This year marks Castlevania: Symphonia of the Night’s 20th anniversary and though Konami may let the year go by with little fanfare, celebration of the classic 1997 Platformer RPG should practically be considered mandatory.
Since the franchise’s beginning in 1986, Castlevania has always been a beloved franchise by many around the world. It’s known as a tough to complete platformer, full of secrets in every stage. Making it especially unique is its gothic theme, making use of popular characters from various stories such as Dracula or Frankenstein. The game went on to spawn multiple sequels but as time passed and technology grew, so too did the franchise need to evolve.
Castlevania: Symphony of the Night was the first Castlevania title released on the PlayStation. At first glance, everything about it is different. The concept of clearing stages was removed along with special weapons that require hearts to use. Even the story focused on the never-ending battle between Dracula and the Belmont family was replaced with a story of Dracula’s son Alucard as he returns to Dracula’s castle in order to defeat his reawakened father. What makes Symphony of the Night so amazing isn’t only what it changed about the franchise however but the way it actually represented what Castlevania always aimed to be while at the same time, giving birth to a new genre within the gaming industry.
Dracula’s castle has always been the main locale of the series but it wasn’t until Symphony of the Night that it was actually possible to fully map out the vampire’s home. From the caverns below to the colosseum and clock tower, stages found in the original game make their way into Symphony of the Night in some shape or form, connecting them all to make one giant level. The added genius to this design is something many players miss to this day. The castle design, which was made to be played upside down, is a testament to how well thought out the level design in this game was.
Weapons went through a similar change with Symphony of the Night’s evolution. They are still found and picked up, just as they were in the classic titles, but there’s no longer a restriction on how many times they can be used and the manageable inventory allowed players to pick up any item without the fear of losing another. Playing as a Belmont is great, but keeping with that lore, both players and developers are restricted. Traditionally, Belmonts use one weapon, the vampire-killing whip while Alucard, on the other hand, doesn't have familial ties to a single weapon in Symphony of the Night. This gives the title more role-playing game elements that help to create a feeling of growth beyond simple stage progression as we could actually see Alucard getting stronger, dealing more damage and using better equipment.
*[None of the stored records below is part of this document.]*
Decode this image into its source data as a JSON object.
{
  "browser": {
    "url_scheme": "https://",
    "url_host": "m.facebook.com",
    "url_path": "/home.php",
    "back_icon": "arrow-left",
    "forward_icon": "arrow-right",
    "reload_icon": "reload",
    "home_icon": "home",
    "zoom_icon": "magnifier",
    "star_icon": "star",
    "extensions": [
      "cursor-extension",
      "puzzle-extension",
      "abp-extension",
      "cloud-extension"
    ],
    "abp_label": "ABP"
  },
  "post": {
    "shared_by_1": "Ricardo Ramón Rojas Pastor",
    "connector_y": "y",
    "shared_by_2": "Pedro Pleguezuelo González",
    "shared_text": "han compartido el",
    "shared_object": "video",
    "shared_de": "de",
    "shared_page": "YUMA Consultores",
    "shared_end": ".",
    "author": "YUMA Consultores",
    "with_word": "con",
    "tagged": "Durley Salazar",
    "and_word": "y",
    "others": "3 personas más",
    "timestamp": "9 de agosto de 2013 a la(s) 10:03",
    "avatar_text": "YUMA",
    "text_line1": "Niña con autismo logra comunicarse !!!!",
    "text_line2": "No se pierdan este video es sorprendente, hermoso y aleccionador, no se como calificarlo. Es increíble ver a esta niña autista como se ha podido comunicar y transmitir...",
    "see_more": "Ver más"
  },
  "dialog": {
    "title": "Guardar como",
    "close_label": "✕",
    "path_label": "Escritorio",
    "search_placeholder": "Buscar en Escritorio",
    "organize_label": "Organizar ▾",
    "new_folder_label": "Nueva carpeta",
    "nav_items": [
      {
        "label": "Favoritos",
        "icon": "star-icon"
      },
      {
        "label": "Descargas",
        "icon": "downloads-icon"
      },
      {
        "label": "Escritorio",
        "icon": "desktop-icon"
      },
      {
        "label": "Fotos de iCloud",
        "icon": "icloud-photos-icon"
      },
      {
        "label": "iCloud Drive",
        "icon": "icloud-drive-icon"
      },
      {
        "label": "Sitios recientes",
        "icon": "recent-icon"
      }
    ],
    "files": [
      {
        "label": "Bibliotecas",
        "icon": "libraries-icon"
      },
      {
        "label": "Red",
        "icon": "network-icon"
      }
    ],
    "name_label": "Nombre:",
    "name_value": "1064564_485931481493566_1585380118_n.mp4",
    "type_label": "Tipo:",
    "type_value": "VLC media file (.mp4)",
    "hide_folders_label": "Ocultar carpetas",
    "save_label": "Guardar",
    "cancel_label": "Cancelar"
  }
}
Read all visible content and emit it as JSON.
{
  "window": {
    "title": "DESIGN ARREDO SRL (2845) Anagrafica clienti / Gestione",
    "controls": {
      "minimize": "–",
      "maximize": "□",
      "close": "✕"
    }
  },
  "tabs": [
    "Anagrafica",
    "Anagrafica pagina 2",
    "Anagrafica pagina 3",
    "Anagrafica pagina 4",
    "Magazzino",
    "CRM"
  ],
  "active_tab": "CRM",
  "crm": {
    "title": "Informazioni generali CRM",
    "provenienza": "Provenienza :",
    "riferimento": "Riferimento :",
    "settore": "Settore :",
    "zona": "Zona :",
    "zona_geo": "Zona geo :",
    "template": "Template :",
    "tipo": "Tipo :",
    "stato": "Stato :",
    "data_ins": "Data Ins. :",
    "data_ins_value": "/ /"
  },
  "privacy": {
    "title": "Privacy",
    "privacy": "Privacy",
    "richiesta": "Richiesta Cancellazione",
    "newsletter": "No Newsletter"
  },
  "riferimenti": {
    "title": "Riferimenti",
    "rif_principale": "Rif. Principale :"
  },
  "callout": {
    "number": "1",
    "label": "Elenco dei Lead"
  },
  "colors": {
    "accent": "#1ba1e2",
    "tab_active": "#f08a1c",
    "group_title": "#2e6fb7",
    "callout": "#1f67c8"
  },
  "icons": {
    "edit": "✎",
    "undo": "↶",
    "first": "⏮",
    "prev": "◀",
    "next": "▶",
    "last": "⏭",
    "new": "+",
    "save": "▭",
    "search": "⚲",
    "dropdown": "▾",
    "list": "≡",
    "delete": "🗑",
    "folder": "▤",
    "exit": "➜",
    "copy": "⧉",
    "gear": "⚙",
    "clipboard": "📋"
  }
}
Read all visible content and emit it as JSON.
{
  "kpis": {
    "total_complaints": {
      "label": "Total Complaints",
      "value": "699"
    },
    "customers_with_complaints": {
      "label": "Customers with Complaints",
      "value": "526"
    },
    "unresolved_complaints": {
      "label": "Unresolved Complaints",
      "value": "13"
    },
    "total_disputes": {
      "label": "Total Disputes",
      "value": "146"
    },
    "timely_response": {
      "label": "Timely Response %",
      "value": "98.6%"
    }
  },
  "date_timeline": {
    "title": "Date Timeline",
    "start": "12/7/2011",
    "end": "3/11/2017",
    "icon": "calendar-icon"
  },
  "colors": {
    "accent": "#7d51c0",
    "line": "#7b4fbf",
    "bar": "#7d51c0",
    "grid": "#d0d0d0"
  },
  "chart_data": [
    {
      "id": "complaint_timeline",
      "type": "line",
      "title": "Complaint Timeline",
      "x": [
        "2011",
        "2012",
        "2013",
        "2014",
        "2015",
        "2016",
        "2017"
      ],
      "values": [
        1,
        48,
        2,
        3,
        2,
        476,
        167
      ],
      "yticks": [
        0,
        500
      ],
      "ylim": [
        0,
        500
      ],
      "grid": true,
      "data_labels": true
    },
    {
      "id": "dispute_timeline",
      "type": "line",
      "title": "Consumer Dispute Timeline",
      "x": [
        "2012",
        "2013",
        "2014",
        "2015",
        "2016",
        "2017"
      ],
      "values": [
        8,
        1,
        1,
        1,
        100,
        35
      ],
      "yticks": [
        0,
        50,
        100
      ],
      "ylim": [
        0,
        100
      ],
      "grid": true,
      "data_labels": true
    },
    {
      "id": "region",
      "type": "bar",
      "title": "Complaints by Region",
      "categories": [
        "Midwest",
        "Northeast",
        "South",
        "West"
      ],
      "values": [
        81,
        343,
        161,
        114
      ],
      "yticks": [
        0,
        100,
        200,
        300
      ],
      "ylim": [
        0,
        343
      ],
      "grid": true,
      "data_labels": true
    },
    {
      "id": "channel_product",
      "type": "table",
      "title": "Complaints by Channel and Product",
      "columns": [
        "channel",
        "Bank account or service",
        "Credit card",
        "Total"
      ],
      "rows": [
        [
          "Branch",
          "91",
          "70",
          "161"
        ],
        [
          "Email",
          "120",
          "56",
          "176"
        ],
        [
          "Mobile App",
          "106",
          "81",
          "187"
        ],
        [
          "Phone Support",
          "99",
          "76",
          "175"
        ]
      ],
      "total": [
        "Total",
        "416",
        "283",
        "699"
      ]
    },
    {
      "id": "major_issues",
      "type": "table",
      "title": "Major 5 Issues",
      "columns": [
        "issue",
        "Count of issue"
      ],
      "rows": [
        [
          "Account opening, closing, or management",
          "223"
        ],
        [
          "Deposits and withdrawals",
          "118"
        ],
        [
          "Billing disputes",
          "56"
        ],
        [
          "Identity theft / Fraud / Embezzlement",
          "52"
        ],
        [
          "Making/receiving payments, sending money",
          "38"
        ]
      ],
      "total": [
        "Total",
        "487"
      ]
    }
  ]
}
The format seen in Symphony of the Night was reused in almost every Castlevania title released afterwards, only with different castle layouts. As other developers began to make use of this style, the term “Metroidvania” was coined, referring to any game that used a Metroid-style map system with RPG mechanics involved. What Castlevania: Symphony of the Night did was bring a new type of exploration to the RPG genre while also helping to iconize the series by reaching out beyond the borders of platformer fans. The style of game birthed by Symphony of the Night retained its relevance even today, evident by the support of the crowdfunded game, Bloodstained: Ritual of the Night, a game being developed by the assistant director of Symphony of the Night, Koji Igarashi.
Bloodstained: Ritual of the Night is a two-dimensional platformer that uses 3D graphics currently being developed by Inti Creates. It is being made as a spiritual successor to Symphony of the Night and carries a lot of the mechanics over from the title. The game follows a girl named Mariam as she navigates her way through a castle filled with demons. The game features the same types of character progression through the forms of levelling up and finding new equipment but with added features such as weapon crafting. Fans of Symphony of the Night have been eagerly awaiting the title, pledging $5 million over the original $500 thousand goal.
Castlevania: Symphonia of the Night deserves to be celebrated as a title that reinvented the wheel while honouring what came before it. The game changed the way that we looked at platformer genre along with the way we looked at RPGs, and 20 years later gamers are still discovering this gem with the many secrets it holds. Only time will tell if Bloodstained manages to live up to Symphony of the Night when it launches next year but for 2017, we can pay our respects to Castlevania: Symphony of the Night.